Personally I have joined, volunteered for, and even founded various historical organizations over the years – most of the time paying for the privilege – because the importance of preserving the past for future generations is simply a no-brainer.

I’ve known hundreds of people through the years who feel exactly the same way, and have been greatly enriched by their examples and collegiality. Individuals interested in history are in it – as often as not – for the hunt itself. When setting out to find the answer to a nagging question, you are just as likely to find out a hundred things you didn’t know, than you are to finding the answer to your original query. And do you know what? The journey was still extraordinarily rewarding.

One such person is Butch Bouvier. He calls himself a hands-on historian, which is about as apt a description of the many re-enactors, volunteers and local experts who enrich our trips, as any I’ve ever heard. I first met Butch back in 1998 when scouting the Lewis & Clark Trail. I had already done the obligatory “FAM” (familiarization trip) of the entire trail, and now I was retracing parts of the route to find the hidden gems and people that would make our journey more meaningful.

Lewis & Clark State Park near Onawa, IA, was underfunded, poorly marked, without even the semblance of a Visitors’ Center, and staffed by enthusiastic volunteers typically found at the locations we like to feature on our tours. Boy, was I in the right place! After tracking down the one uniformed ranger, Russell, he showed me around, and introduced me to a bearded character with callused hands, wearing a dirty t-shirt and smoking what appeared to be a clay pipe. His manner perfectly matched his appearance, and he has been a favorite of my groups ever since. He doesn’t pull any punches, and he has designed and built more Lewis & Clark Expedition boats than anyone else in the country.

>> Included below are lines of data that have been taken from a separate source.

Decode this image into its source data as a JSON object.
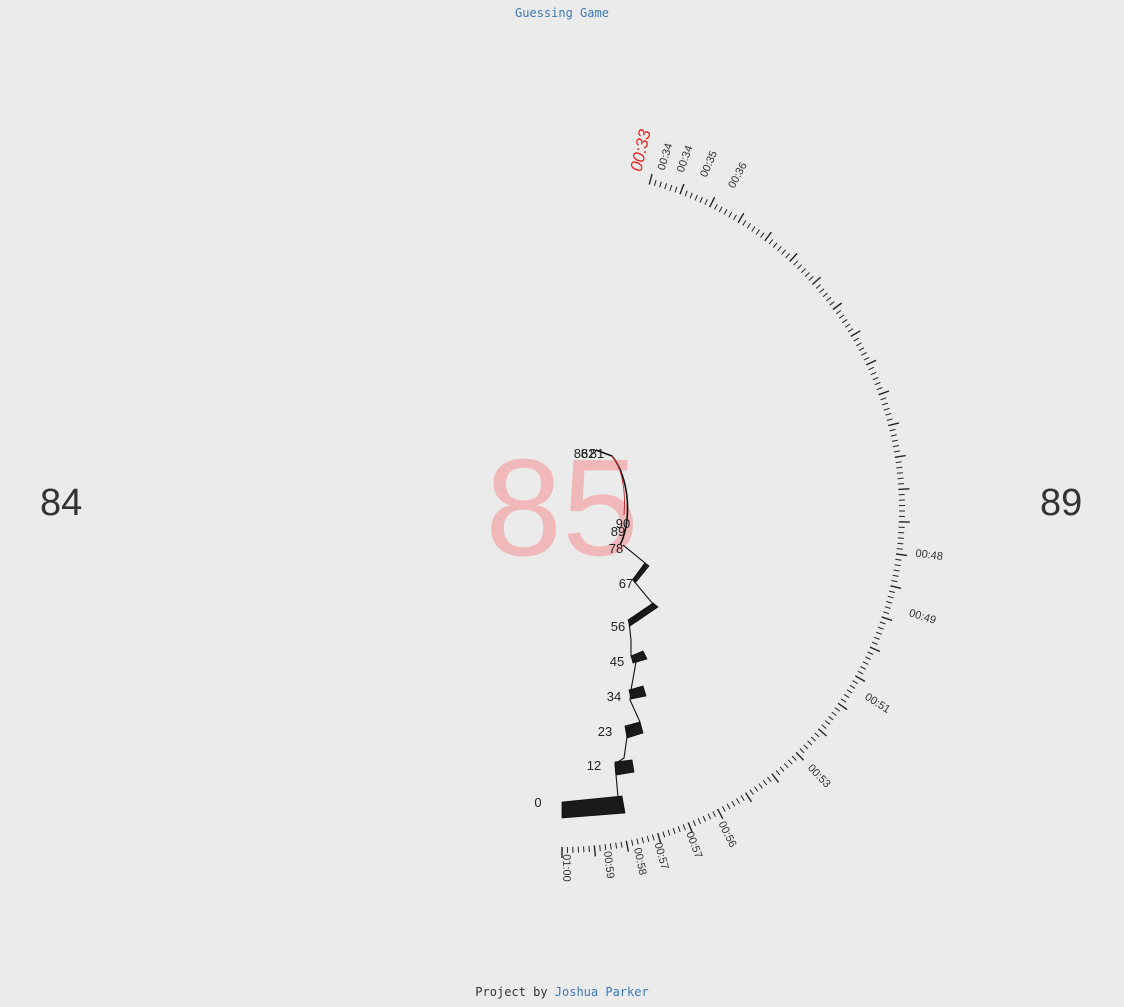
{
  "header": {
    "title": "Guessing Game"
  },
  "game": {
    "current_guess": "85",
    "lower_bound": "84",
    "upper_bound": "89",
    "colors": {
      "guess_number": "#f0b8b8",
      "current_time": "#e8251f",
      "text": "#333333",
      "link": "#3a7ab8"
    }
  },
  "timer": {
    "current_label": "00:33",
    "labels": [
      "00:34",
      "00:34",
      "00:35",
      "00:36",
      "00:48",
      "00:49",
      "00:51",
      "00:53",
      "00:56",
      "00:57",
      "00:57",
      "00:58",
      "00:59",
      "01:00"
    ]
  },
  "guess_path": {
    "labels": [
      "0",
      "12",
      "23",
      "34",
      "45",
      "56",
      "67",
      "78",
      "89",
      "90",
      "86",
      "82",
      "81"
    ]
  },
  "footer": {
    "prefix": "Project by",
    "author": "Joshua Parker"
  }
}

The Bicentennial Celebration of the Corps of Discovery’s 28 month expedition, brought publicity, tourists and money. The park now boasts an impressive new interpretive center sheltering authentic replicas of the two pirogues, a keelboat, and a Native bullboat, plus many other changes, some good and some bad.

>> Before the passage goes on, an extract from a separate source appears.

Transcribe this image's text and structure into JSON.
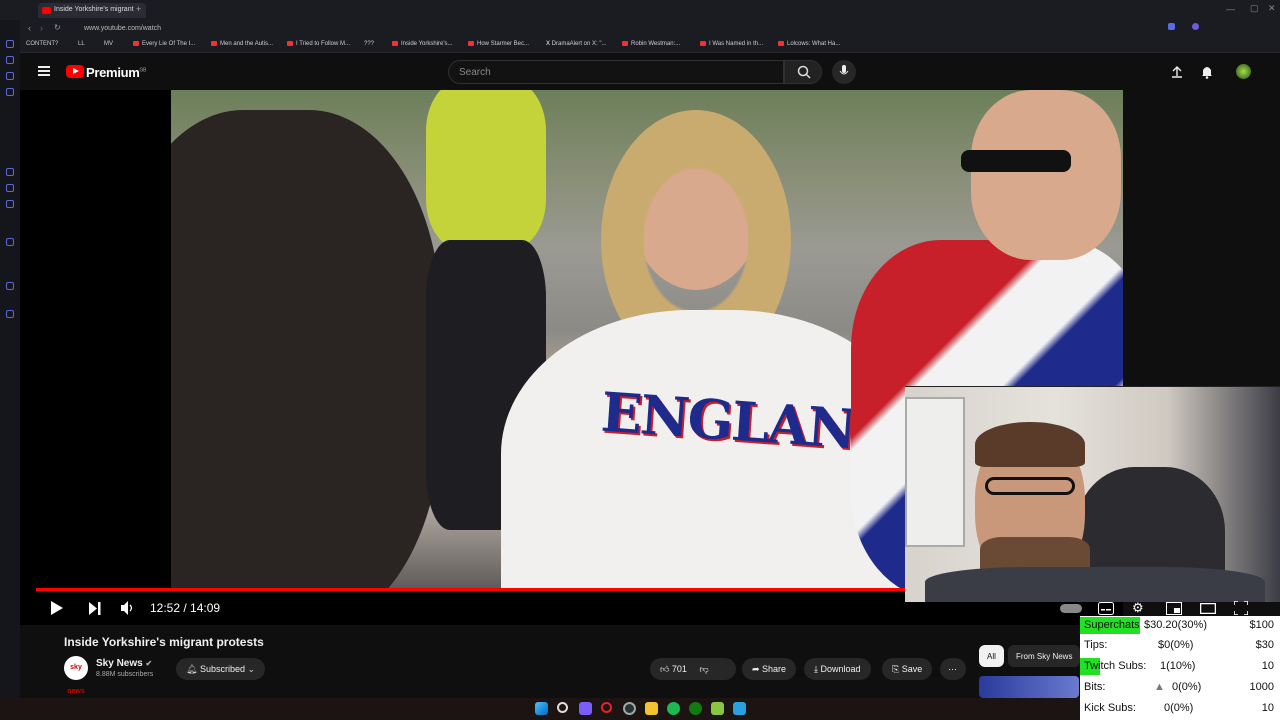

If you are contemplating following the Lewis & Clark Trail with us next summer, you’ll get to meet Butch, and many more like him. Actually, there’s nobody like Butch Bouvier, but each of our interpreters and reenactors has his or her own contributions to make to our understanding of this magnificent story, and – I promise – will make your journey the experience of a lifetime.

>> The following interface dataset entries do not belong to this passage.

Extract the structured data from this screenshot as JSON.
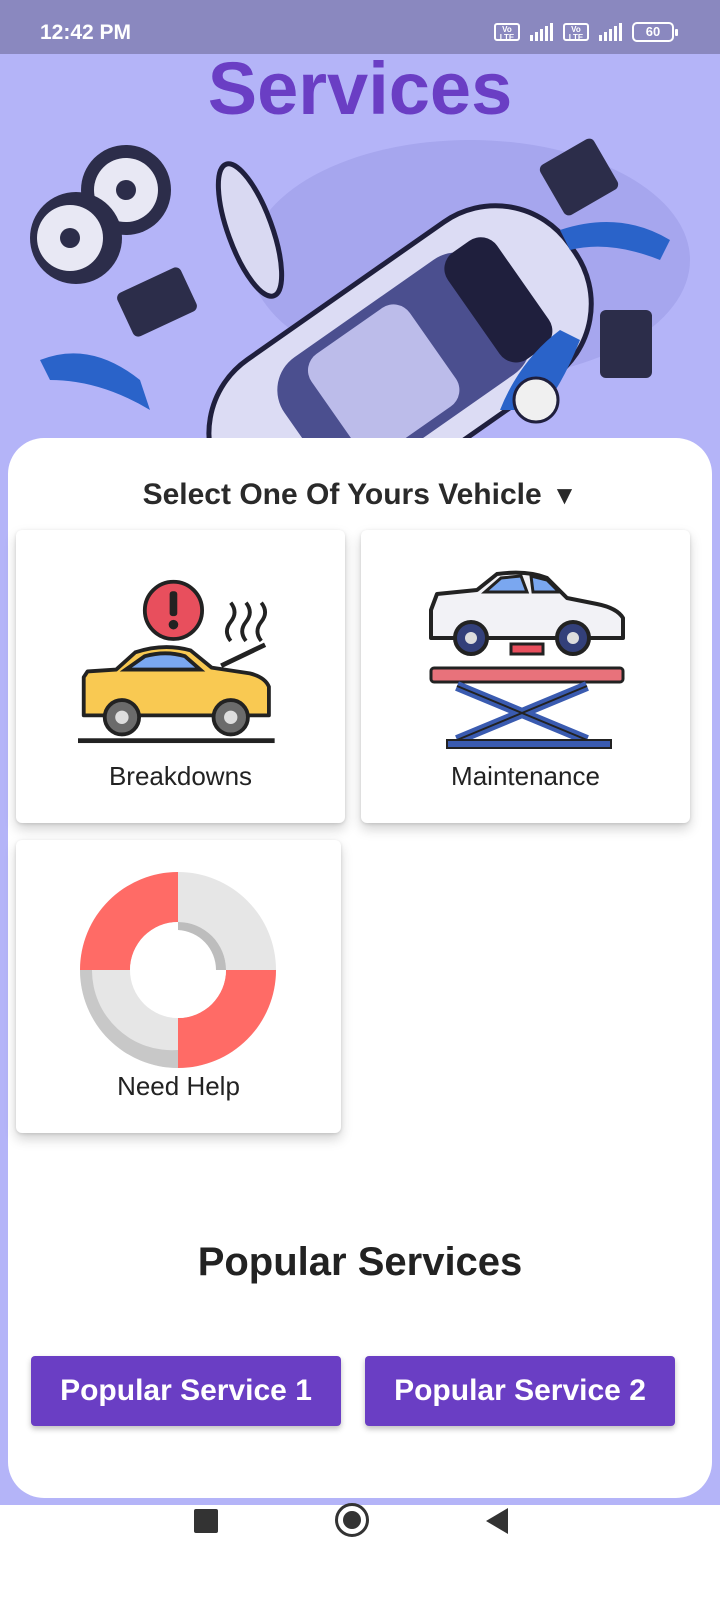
{
  "status_bar": {
    "time": "12:42 PM",
    "volte_label": "Vo LTE",
    "battery": "60"
  },
  "header": {
    "title": "Services"
  },
  "vehicle_select": {
    "label": "Select One Of Yours Vehicle",
    "arrow": "▼"
  },
  "cards": [
    {
      "label": "Breakdowns",
      "icon": "broken-car-icon"
    },
    {
      "label": "Maintenance",
      "icon": "car-lift-icon"
    },
    {
      "label": "Need Help",
      "icon": "lifebuoy-icon"
    }
  ],
  "popular": {
    "title": "Popular Services",
    "buttons": [
      "Popular Service 1",
      "Popular Service 2"
    ]
  },
  "colors": {
    "accent": "#6a3ec4",
    "background": "#b4b4f8",
    "status_bar": "#8a88bf"
  }
}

* For those of you who might be wondering where the title of this piece fits in, “Brown Water” is the title of Butch Bouvier’s book about his adventures building and sailing authentic barges on the Missouri River and its various tributaries. (Lewis & Clark called their boat a keelboat; Butch begs to differ. I’ll put my money on Butch any day.)